In Act IV of “Birding”, I spent a good deal of time describing Pedro’s bus trips with Chinese tourists to Yellowstone and many other national parks of the West in the summer of 2001. I’ve always wondered whether readers would assume this was one of the fictionalized elements of the novel, with a workload that pushed upwards of 110 hours and over 3,000 miles per week. But with one exception,* every aspect of that part of the story was completely accurate. JP really did do those insanely illegal trips, and brought home around three grand per week, depending on how full the buses were. (He lucked out and drove a full bus each time)
Known as “Eldorado Stages” in the novel, Silverado Stages was a small privately-owned fleet back in 2001 with a single terminal in San Luis Obispo, but has since been bought out by a corporation and grown into the largest motorcoach company in California with nine bases in three states. That year, they contracted with a Bay Area travel agency that worked with Chinese and Chinese-American tourists to provide charter services for several tours of the American West. The Yellowstone tour –a bit of a misnomer as it hit four other national parks as well, but it was the highlight, as they spent a full day touring the titular attraction, and as little as 20 minutes at the others– was the longest and most labor-intensive, and Silverado’s veteran drivers started to shun it as the season wore on, so JP was given his shot as a rookie. He said they were the three hardest work weeks he had ever put in anywhere, and perhaps the most rewarding as well.
JP did not own a camera then, though he wished he had thought to bring Aubray’s (Nadia’s). But he did have my picture taken by passengers (dozens, if not over a hundred times) and some of them offered to send him copies once they were developed. To his great delight, he did receive two letters –one from Palo Alto, the other from Beijing– with

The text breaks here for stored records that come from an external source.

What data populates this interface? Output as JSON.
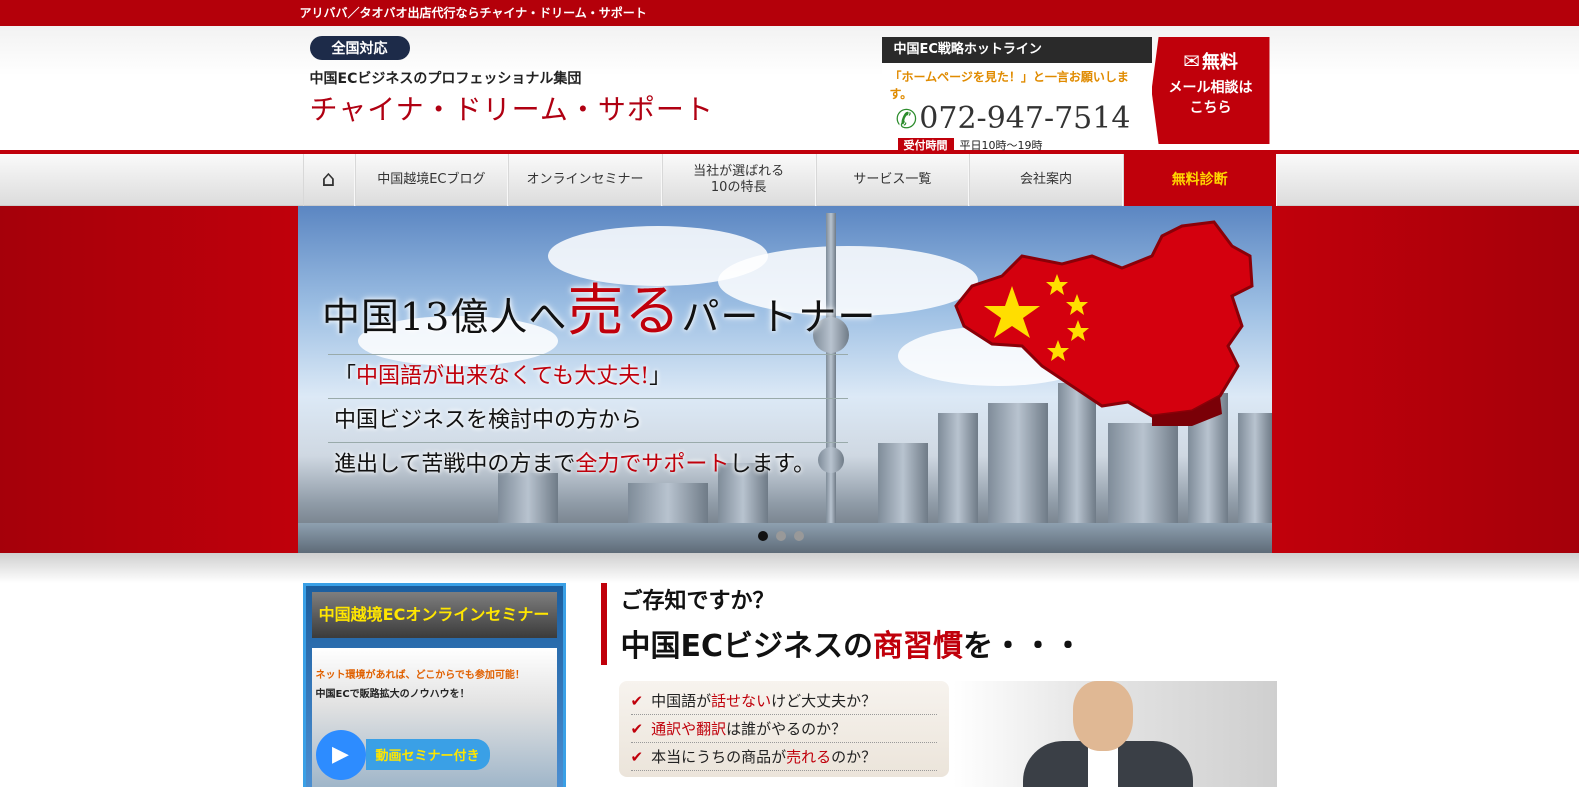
{
  "topbar": {
    "text": "アリババ／タオバオ出店代行ならチャイナ・ドリーム・サポート"
  },
  "header": {
    "badge": "全国対応",
    "tagline": "中国ECビジネスのプロフェッショナル集団",
    "logo": "チャイナ・ドリーム・サポート"
  },
  "hotline": {
    "title": "中国EC戦略ホットライン",
    "note": "「ホームページを見た！」と一言お願いします。",
    "phone": "072-947-7514",
    "hours_label": "受付時間",
    "hours": "平日10時〜19時",
    "mail_line1": "無料",
    "mail_line2": "メール相談は",
    "mail_line3": "こちら"
  },
  "nav": {
    "home_icon": "home-icon",
    "items": [
      "中国越境ECブログ",
      "オンラインセミナー",
      "当社が選ばれる\n10の特長",
      "サービス一覧",
      "会社案内"
    ],
    "cta": "無料診断"
  },
  "hero": {
    "title_a": "中国13億人へ",
    "title_b": "売る",
    "title_c": "パートナー",
    "line1_a": "「",
    "line1_b": "中国語が出来なくても大丈夫!",
    "line1_c": "」",
    "line2": "中国ビジネスを検討中の方から",
    "line3_a": "進出して苦戦中の方まで",
    "line3_b": "全力でサポート",
    "line3_c": "します。",
    "slides": 3,
    "active_slide": 1
  },
  "seminar": {
    "title": "中国越境ECオンラインセミナー",
    "text1": "ネット環境があれば、どこからでも参加可能！",
    "text2": "中国ECで販路拡大のノウハウを！",
    "video": "動画セミナー付き"
  },
  "question": {
    "sub": "ご存知ですか？",
    "main_a": "中国ECビジネスの",
    "main_b": "商習慣",
    "main_c": "を・・・"
  },
  "checklist": [
    {
      "a": "中国語が",
      "b": "話せない",
      "c": "けど大丈夫か？"
    },
    {
      "a": "",
      "b": "通訳や翻訳",
      "c": "は誰がやるのか？"
    },
    {
      "a": "本当にうちの商品が",
      "b": "売れる",
      "c": "のか？"
    }
  ],
  "colors": {
    "brand_red": "#c0000b",
    "nav_cta_text": "#ffd600",
    "dark": "#1d2b49"
  }
}
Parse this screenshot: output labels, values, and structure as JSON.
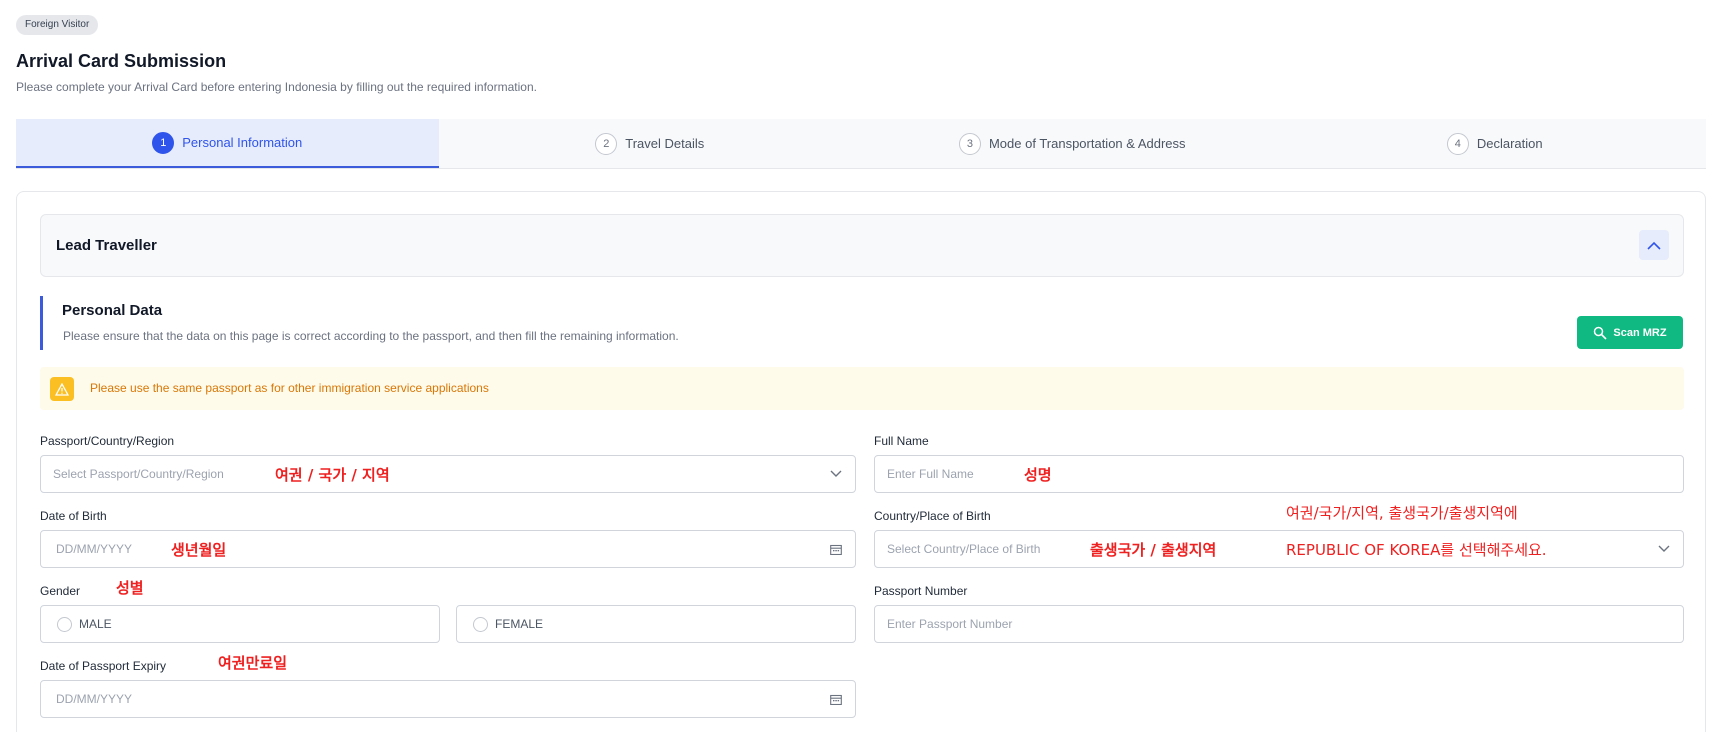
{
  "header": {
    "badge": "Foreign Visitor",
    "title": "Arrival Card Submission",
    "subtitle": "Please complete your Arrival Card before entering Indonesia by filling out the required information."
  },
  "steps": [
    {
      "num": "1",
      "label": "Personal Information",
      "active": true
    },
    {
      "num": "2",
      "label": "Travel Details",
      "active": false
    },
    {
      "num": "3",
      "label": "Mode of Transportation & Address",
      "active": false
    },
    {
      "num": "4",
      "label": "Declaration",
      "active": false
    }
  ],
  "lead": {
    "title": "Lead Traveller"
  },
  "personal": {
    "title": "Personal Data",
    "description": "Please ensure that the data on this page is correct according to the passport, and then fill the remaining information.",
    "scan_label": "Scan MRZ"
  },
  "alert": {
    "text": "Please use the same passport as for other immigration service applications"
  },
  "form": {
    "passport_country": {
      "label": "Passport/Country/Region",
      "placeholder": "Select Passport/Country/Region"
    },
    "full_name": {
      "label": "Full Name",
      "placeholder": "Enter Full Name"
    },
    "dob": {
      "label": "Date of Birth",
      "placeholder": "DD/MM/YYYY"
    },
    "birth_place": {
      "label": "Country/Place of Birth",
      "placeholder": "Select Country/Place of Birth"
    },
    "gender": {
      "label": "Gender",
      "male": "MALE",
      "female": "FEMALE"
    },
    "passport_number": {
      "label": "Passport Number",
      "placeholder": "Enter Passport Number"
    },
    "passport_expiry": {
      "label": "Date of Passport Expiry",
      "placeholder": "DD/MM/YYYY"
    }
  },
  "annotations": {
    "passport_country": "여권 / 국가 / 지역",
    "full_name": "성명",
    "dob": "생년월일",
    "birth_place": "출생국가 / 출생지역",
    "note_line1": "여권/국가/지역, 출생국가/출생지역에",
    "note_line2": "REPUBLIC OF KOREA를 선택해주세요.",
    "gender": "성별",
    "passport_expiry": "여권만료일"
  },
  "colors": {
    "primary": "#2f54eb",
    "scan_button": "#10b981",
    "alert_bg": "#fefbeb",
    "alert_text": "#d97706",
    "annotation": "#ef2020"
  }
}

photos included. So, these are actual images of “Pedro,” during events described in Birding –I can guarantee this is the only place you’ll ever find such a thing! 😉
* In reality, all three of the Landmark trips were on this Yellowstone route. For the sake of making the narrative more interesting, I concocted the third Grand Canyon/ Four Corners trip to Arizona and New Mexico mostly from a previous roadtrip he had taken with a friend living in Albuquerque.